* **EXERCISE DESCRIPTION**
Filter these entries so that only lines with the word "JSON" remain.

====== DATA ======

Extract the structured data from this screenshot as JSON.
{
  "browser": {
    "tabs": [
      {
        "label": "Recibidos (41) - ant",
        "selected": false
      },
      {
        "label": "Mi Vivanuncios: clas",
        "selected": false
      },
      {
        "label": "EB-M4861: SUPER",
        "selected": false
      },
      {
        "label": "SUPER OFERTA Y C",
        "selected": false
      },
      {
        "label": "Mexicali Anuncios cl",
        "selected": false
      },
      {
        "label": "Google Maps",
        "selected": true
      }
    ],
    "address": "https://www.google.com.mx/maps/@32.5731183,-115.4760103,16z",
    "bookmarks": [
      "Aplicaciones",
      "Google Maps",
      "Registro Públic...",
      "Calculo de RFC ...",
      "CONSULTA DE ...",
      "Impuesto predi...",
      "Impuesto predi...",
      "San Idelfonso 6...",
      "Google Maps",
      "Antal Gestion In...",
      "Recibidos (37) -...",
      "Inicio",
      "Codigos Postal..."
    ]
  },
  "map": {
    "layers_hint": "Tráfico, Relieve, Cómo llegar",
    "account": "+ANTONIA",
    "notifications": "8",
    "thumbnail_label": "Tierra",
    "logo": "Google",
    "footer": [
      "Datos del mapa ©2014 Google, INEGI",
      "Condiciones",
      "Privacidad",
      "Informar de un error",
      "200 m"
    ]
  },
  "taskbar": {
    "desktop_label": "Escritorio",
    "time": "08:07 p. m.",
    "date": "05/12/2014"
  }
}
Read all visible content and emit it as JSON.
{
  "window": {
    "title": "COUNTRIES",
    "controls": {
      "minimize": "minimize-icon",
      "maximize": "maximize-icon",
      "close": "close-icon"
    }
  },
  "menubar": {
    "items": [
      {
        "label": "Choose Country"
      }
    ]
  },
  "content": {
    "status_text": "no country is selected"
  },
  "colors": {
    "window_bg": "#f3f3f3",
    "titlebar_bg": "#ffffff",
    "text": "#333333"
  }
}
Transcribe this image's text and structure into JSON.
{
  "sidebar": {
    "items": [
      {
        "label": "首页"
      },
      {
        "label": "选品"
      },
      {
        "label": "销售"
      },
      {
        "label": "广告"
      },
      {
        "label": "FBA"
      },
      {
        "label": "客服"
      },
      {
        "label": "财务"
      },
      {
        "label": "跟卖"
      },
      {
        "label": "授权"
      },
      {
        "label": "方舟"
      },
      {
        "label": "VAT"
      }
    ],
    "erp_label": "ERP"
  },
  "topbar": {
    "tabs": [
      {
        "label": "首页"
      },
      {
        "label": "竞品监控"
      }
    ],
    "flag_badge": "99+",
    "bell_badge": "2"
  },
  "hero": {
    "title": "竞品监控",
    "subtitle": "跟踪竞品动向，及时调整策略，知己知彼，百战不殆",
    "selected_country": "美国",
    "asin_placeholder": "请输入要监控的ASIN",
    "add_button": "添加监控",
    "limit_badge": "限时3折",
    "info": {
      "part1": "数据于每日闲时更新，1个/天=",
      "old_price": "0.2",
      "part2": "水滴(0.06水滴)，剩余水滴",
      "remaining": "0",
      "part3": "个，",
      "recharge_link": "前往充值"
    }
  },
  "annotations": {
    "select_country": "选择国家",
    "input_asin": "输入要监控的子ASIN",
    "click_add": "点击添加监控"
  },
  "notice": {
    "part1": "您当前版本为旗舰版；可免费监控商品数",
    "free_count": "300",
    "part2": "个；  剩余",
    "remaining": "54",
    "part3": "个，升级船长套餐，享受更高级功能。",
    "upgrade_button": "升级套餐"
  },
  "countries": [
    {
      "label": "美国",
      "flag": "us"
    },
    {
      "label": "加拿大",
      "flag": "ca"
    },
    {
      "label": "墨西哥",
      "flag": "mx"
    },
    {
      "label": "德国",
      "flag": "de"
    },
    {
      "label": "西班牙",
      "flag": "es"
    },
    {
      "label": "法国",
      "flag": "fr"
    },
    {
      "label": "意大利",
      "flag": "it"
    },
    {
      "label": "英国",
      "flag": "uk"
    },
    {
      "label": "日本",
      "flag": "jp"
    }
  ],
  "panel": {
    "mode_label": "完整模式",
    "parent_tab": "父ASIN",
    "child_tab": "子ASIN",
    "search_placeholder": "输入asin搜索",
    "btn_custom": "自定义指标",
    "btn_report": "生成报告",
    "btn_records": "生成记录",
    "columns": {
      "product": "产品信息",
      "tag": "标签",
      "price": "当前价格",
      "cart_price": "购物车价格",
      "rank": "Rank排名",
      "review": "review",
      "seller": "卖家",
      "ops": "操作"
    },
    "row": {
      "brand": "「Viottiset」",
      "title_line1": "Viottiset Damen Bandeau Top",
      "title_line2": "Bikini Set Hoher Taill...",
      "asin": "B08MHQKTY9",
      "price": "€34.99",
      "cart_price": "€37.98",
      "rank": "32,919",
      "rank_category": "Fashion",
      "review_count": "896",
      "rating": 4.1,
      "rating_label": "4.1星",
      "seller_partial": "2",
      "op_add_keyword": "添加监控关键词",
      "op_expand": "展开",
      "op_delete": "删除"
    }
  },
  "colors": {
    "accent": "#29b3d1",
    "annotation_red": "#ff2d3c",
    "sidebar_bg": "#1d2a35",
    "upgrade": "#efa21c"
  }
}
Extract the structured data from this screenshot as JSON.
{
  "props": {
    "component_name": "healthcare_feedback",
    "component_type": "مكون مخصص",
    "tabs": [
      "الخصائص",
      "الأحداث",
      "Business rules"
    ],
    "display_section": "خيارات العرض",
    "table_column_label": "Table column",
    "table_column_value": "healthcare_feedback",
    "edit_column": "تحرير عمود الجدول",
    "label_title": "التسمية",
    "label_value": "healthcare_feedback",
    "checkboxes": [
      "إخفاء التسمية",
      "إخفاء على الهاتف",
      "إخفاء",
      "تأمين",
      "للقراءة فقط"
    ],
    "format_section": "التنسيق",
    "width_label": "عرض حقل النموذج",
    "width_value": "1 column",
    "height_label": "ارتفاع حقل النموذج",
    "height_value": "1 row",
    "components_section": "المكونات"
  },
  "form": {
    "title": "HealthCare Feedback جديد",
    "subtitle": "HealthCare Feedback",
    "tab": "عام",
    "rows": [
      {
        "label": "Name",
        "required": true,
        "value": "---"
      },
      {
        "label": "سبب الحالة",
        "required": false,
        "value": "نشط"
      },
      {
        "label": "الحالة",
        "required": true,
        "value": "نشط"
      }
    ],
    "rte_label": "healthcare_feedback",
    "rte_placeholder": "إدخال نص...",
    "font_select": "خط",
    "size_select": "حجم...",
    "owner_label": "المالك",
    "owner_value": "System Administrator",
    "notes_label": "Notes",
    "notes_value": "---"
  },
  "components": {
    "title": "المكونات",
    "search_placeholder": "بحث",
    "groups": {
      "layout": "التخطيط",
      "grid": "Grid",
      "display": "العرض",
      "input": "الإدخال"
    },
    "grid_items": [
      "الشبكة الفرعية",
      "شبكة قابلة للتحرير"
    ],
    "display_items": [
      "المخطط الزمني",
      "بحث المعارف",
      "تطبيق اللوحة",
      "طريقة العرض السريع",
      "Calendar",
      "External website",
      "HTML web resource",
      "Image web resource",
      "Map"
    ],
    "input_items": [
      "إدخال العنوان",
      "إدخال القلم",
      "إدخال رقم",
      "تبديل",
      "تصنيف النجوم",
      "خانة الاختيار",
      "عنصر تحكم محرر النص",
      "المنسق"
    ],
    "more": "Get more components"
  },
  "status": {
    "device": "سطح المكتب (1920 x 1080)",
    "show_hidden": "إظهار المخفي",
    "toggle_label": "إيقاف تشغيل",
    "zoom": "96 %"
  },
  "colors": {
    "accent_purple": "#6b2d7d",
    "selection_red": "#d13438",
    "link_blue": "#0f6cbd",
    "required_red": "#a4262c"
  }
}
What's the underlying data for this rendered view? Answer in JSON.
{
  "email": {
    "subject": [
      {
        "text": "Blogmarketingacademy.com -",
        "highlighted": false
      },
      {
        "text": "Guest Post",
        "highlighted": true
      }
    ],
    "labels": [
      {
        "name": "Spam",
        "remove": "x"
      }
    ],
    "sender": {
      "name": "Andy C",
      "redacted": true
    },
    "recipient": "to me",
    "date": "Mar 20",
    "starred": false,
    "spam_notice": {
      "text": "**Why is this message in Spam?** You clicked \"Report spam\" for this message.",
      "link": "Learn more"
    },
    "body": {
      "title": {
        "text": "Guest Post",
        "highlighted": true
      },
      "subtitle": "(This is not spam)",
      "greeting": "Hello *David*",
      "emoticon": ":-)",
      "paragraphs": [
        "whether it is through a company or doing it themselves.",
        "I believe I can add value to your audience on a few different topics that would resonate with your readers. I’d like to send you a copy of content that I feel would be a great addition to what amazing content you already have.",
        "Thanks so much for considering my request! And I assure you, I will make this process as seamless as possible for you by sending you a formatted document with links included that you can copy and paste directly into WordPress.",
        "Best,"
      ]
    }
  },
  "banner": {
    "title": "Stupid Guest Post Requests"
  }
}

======

* **RESULT**
Extract the structured data from this screenshot as JSON.
Read all visible content and emit it as JSON.
Transcribe this image's text and structure into JSON.
Extract the structured data from this screenshot as JSON.
What's the underlying data for this rendered view? Answer in JSON.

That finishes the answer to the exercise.